• **Records to use**
——————————

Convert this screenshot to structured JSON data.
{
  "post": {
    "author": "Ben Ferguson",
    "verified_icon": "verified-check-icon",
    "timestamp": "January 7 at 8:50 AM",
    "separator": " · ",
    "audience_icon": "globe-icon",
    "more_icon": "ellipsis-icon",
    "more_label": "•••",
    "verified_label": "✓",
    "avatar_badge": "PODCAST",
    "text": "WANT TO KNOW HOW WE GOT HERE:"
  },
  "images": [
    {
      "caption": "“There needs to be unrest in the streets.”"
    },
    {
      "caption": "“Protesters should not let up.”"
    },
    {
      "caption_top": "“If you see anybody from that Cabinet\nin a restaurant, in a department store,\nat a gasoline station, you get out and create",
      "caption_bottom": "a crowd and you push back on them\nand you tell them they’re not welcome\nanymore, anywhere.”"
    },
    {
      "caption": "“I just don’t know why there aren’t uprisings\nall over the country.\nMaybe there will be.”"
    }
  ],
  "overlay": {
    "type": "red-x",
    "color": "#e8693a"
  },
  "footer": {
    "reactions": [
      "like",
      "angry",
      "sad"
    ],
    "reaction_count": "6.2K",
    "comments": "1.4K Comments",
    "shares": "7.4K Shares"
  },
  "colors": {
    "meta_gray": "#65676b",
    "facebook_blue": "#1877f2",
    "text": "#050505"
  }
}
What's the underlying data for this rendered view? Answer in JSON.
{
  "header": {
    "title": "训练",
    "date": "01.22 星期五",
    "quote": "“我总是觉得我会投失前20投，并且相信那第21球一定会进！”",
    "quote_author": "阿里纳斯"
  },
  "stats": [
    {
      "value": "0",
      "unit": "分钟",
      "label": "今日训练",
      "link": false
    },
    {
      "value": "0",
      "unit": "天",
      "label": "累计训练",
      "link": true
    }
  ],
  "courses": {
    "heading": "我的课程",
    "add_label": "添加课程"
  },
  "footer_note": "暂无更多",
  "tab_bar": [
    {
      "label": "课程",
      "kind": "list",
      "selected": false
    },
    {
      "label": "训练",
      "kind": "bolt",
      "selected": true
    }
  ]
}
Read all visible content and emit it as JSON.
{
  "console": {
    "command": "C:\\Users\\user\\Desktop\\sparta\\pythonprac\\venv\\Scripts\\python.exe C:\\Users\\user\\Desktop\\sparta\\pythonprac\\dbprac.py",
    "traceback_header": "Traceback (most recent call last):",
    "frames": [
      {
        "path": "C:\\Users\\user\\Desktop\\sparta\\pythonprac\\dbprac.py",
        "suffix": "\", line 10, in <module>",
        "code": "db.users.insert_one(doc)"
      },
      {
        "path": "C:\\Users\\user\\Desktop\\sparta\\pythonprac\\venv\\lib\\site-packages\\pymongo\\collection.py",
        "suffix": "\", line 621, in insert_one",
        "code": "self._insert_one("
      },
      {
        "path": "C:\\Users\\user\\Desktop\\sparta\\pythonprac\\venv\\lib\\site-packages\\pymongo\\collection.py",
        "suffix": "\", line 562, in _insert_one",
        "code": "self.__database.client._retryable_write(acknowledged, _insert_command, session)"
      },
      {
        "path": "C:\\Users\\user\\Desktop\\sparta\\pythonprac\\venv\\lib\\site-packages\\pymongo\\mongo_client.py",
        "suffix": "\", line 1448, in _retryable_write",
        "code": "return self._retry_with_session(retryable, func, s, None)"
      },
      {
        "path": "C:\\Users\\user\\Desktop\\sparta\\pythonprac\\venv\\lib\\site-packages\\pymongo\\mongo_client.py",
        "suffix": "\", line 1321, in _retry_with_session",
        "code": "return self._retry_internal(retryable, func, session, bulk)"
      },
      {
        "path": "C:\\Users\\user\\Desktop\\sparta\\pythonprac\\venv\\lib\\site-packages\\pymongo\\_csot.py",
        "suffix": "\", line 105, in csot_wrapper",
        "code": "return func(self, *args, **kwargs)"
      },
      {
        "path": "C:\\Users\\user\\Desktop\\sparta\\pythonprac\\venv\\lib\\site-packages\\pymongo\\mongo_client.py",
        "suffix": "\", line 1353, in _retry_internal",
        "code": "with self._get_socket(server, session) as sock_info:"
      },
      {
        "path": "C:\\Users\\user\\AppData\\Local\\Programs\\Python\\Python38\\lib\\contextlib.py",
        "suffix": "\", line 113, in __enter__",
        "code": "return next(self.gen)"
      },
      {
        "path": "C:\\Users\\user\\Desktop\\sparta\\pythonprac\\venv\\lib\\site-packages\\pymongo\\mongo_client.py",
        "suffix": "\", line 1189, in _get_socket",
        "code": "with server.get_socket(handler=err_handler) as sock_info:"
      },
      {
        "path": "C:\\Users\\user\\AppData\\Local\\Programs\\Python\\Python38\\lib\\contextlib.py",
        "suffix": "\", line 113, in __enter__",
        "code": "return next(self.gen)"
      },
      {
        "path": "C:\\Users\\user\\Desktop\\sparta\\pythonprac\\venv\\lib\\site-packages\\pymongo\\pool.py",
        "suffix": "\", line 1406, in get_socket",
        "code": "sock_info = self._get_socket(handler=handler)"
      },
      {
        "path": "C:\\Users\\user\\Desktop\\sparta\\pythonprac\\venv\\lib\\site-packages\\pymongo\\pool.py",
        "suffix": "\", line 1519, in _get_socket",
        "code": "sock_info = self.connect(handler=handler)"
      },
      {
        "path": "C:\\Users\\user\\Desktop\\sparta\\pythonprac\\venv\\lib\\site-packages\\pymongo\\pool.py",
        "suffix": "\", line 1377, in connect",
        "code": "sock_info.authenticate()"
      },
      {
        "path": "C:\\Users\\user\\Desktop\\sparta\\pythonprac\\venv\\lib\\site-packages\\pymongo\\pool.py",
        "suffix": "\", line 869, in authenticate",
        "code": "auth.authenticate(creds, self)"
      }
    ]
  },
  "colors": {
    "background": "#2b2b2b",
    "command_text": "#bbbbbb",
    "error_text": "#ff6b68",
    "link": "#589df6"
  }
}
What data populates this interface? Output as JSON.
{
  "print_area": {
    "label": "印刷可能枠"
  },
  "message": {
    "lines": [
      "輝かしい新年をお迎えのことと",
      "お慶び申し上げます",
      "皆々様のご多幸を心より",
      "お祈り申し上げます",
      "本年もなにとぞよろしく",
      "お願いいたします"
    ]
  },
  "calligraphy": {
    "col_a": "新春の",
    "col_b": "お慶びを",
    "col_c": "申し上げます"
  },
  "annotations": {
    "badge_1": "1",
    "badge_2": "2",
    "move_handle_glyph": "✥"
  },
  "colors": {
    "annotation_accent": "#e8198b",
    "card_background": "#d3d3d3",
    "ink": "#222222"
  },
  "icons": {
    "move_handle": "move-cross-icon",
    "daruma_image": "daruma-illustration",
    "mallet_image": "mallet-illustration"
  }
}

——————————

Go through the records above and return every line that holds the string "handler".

        "code": "with server.get_socket(handler=err_handler) as sock_info:"
        "code": "sock_info = self._get_socket(handler=handler)"
        "code": "sock_info = self.connect(handler=handler)"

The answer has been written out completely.